Comment: Re:What can I do with a smart watch? (Score 1) 232

by ILongForDarkness (#48630285) Attached to: Ask Slashdot: What Can I Really Do With a Smart Watch?

Yeah I'm in the same boat. Apple's long hyped device comes out and, oh hum. It is the new 3D TV: a device looking for a purpose. Wow now I have a remote control for my phone when I take selfies. So as long as I have a really stable place to put my $600 phone on and don't mind taking a couple steps away from it (often in public places) I can use my $350 watch to click the snapshot button. Hey look my $400 smartwatch can ... look like a watch. Act as a pedometer (which is something that I literally got in boxes of cereal as the toy in the 80's, a heart rate monitor: again something that if I cared to I could have had 20-30 years ago. Yet we are supposed to be excited. IMO this is the tech industry trying to make up for the fact that people by a tablet and are for the most part happy with it and never bother upgrading it. They need a new product category so they hype it up and hope lots of people bit.

The OP: chances are if you are looking for a reason why you could use a new piece of tech you don't need it. You shouldn't start with a product and try to find a place for it in your life, you should start with a problem and if a tech solves it great.
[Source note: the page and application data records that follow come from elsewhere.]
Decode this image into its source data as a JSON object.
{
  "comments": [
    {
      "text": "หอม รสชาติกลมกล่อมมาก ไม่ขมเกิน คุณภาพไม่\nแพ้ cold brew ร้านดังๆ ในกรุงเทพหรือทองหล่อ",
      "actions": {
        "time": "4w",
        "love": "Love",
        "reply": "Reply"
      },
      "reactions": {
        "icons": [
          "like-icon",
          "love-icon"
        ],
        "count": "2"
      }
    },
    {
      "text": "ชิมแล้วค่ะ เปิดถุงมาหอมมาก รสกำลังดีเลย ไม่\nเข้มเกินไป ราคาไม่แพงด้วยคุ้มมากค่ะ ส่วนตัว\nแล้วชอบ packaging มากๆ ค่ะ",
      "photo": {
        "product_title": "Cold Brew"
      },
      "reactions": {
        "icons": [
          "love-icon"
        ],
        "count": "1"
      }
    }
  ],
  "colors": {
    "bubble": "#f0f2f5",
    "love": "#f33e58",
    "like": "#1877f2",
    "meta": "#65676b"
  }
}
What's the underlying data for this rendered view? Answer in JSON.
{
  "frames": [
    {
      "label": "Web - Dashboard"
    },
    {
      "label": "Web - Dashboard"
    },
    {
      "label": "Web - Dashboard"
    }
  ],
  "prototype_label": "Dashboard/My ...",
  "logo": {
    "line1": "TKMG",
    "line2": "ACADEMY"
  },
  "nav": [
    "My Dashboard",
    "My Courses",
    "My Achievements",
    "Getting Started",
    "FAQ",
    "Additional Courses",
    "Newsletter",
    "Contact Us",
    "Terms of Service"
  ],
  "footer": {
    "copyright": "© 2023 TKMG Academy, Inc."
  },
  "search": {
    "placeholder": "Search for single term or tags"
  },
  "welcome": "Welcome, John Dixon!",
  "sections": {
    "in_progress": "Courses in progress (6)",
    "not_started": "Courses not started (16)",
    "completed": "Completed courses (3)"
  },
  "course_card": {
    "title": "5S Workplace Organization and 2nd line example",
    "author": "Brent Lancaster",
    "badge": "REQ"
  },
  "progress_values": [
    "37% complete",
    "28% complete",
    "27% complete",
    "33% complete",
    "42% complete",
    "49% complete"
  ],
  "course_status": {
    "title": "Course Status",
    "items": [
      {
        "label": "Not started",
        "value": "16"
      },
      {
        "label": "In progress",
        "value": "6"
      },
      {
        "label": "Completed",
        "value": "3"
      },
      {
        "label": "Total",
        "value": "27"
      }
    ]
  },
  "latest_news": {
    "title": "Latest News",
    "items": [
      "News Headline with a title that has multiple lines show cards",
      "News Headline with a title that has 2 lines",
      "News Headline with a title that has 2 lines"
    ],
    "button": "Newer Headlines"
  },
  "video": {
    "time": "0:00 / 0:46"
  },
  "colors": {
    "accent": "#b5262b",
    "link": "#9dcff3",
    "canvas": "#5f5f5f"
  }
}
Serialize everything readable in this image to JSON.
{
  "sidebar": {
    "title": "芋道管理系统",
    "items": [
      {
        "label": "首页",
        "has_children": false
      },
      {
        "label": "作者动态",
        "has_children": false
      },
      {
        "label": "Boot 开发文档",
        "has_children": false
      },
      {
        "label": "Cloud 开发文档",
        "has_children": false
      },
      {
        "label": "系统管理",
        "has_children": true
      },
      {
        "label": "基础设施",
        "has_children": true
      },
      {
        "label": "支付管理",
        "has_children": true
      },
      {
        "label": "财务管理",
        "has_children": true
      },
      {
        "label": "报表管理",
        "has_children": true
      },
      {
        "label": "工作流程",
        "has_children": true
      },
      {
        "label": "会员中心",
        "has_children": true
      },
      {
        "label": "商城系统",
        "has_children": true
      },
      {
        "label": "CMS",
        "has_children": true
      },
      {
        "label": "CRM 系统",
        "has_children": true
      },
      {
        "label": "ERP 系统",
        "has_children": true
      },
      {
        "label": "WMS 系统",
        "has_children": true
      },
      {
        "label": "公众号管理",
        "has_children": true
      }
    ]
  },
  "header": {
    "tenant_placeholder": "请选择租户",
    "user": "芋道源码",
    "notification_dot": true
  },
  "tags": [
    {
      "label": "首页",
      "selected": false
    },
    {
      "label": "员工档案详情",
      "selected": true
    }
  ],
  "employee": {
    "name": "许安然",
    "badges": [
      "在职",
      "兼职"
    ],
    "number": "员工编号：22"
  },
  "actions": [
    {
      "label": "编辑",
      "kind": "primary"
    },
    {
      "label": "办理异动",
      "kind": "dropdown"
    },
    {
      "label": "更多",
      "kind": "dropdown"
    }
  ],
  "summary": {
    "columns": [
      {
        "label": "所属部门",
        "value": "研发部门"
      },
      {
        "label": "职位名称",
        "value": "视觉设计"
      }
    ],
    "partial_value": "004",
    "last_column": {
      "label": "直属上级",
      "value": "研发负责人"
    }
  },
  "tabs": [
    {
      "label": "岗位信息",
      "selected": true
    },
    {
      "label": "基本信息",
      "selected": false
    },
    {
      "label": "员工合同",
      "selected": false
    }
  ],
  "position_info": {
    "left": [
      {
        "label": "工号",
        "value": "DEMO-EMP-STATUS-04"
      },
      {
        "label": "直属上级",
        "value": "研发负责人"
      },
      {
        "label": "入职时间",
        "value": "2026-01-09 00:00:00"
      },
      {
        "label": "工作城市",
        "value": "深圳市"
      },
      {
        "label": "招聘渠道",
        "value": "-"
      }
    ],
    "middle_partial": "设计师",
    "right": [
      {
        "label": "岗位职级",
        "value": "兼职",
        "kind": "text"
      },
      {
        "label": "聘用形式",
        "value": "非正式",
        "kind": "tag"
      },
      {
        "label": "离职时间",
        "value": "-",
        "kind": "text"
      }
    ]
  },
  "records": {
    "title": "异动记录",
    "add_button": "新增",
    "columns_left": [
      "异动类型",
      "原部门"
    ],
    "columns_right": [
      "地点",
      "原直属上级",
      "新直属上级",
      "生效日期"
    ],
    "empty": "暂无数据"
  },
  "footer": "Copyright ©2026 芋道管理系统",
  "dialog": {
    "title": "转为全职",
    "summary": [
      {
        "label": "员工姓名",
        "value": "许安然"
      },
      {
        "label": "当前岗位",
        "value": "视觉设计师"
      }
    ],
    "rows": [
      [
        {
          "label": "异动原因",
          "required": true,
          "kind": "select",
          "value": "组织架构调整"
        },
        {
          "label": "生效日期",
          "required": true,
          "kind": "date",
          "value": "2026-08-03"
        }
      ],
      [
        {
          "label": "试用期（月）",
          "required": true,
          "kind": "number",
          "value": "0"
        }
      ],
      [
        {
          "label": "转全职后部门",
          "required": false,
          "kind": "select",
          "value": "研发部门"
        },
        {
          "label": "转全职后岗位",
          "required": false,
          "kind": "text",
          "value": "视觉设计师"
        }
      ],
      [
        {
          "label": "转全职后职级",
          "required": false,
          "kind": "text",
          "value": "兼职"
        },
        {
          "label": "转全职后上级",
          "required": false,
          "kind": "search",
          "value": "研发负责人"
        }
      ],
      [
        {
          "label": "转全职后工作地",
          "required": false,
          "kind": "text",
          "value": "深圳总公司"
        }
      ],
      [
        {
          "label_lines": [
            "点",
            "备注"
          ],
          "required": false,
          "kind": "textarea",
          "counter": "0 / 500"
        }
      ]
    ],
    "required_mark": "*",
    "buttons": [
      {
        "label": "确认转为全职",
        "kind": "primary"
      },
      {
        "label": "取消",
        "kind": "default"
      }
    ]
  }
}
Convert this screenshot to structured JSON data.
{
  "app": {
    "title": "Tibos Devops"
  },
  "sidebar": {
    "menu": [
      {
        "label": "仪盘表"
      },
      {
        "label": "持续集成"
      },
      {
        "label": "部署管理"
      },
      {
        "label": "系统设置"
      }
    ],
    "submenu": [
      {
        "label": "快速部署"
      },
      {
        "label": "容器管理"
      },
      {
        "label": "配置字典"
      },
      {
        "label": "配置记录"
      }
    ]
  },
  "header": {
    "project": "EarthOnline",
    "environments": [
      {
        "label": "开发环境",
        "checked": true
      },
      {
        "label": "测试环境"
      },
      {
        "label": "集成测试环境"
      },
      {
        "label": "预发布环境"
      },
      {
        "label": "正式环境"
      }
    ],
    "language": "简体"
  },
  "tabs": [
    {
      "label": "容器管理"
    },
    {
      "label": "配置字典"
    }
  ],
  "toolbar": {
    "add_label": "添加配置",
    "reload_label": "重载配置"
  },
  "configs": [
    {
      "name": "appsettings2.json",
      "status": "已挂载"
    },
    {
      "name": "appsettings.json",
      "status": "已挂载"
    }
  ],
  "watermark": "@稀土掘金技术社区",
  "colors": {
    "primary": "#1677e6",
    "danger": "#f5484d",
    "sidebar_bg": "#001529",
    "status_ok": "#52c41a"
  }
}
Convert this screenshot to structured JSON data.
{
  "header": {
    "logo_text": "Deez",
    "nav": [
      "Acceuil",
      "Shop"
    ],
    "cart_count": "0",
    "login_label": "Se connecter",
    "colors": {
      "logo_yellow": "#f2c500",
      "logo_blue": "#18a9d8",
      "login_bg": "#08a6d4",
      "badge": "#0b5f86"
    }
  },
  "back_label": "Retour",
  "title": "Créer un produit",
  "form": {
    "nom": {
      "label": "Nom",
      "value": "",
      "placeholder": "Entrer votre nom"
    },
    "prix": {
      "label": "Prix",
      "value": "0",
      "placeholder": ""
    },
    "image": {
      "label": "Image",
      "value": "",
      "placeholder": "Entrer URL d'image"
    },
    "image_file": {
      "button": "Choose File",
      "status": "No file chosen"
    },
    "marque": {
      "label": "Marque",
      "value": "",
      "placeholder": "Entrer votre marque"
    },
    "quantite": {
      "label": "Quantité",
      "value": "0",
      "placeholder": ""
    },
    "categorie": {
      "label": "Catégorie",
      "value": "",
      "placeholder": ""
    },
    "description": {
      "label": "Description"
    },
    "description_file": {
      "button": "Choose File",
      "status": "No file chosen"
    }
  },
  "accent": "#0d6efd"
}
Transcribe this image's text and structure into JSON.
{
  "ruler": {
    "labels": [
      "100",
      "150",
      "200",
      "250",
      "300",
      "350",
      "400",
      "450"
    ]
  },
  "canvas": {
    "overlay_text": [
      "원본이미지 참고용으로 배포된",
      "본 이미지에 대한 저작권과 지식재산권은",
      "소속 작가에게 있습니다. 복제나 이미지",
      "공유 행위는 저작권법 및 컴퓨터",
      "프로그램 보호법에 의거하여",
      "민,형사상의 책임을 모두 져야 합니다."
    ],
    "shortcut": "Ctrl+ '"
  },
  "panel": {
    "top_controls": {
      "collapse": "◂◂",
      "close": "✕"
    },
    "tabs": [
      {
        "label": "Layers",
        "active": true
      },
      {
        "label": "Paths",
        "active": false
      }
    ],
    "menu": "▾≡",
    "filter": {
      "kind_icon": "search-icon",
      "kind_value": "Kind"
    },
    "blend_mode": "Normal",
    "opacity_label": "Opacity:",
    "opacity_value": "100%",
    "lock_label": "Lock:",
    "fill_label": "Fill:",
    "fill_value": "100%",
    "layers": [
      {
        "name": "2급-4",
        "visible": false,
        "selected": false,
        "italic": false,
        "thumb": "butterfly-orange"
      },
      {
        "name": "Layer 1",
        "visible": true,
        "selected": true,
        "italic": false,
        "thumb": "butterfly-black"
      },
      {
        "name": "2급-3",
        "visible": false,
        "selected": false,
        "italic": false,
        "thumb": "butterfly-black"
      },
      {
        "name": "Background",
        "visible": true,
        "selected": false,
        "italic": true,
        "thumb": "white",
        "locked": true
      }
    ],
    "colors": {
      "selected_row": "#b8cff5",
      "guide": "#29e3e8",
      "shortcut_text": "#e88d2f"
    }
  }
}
You hinted at one: needing to use a phone hands free from a clean room. So how about a bluetooth headset? Your employer doesn't mind you leaving your workspace to take calls all the time? If it is work related can't they supply you with some system to answer emails/phone calls etc in side of the clean room? (Generally I don't spend my own money to solve my employers problems). Lastly prefer Android but will consider Apple: I'd say don't even consider them: from all I saw the Apple watch is meant, and they'll probably fight like crazy to keep it, to only work with Apple phones. The thing is useless without a phone and your phone has to be an iPhone. Unless you have an iPhone but prefer Android for some reason (and if so why do you have the iPhone?) Apple Watch isn't even a possibility.

Comment: Re:Let them eat cake! (Score 0) 307

My point is more we shouldn't categorize people and then provide advantages or disadvantages based on that group. If people chose to group themselves and then go on a crusade to right a perceived wrong it is, quite literally, their problem. There are laws already to punish those that discriminate because of race, religion etc. Outside of that you're on your own. It shouldn't be government/corporations etc job to try to do the Goldie Locks "just right" amount of reverse discrimination to make things equal.

Comment: Re:Screw you white boys (Score 1) 307

Exactly. Kind of like they are saying "most people like you (whatever that means) are well off, so what the hell is your problem?". or "in the past other groups were excluded so it doesn't matter how qualified you might be because of who your ancestors were we want to treat you differently". Hmm where have we heard that thought process before. Treat everyone the same no worst no better. No incentives should your parents be part of a particular group whether is is Nation of Islam or a country club. Only allow scholarships based on merit and financial aid based on financial need.

The gent who wakes up and finds himself a success hasn't been asleep.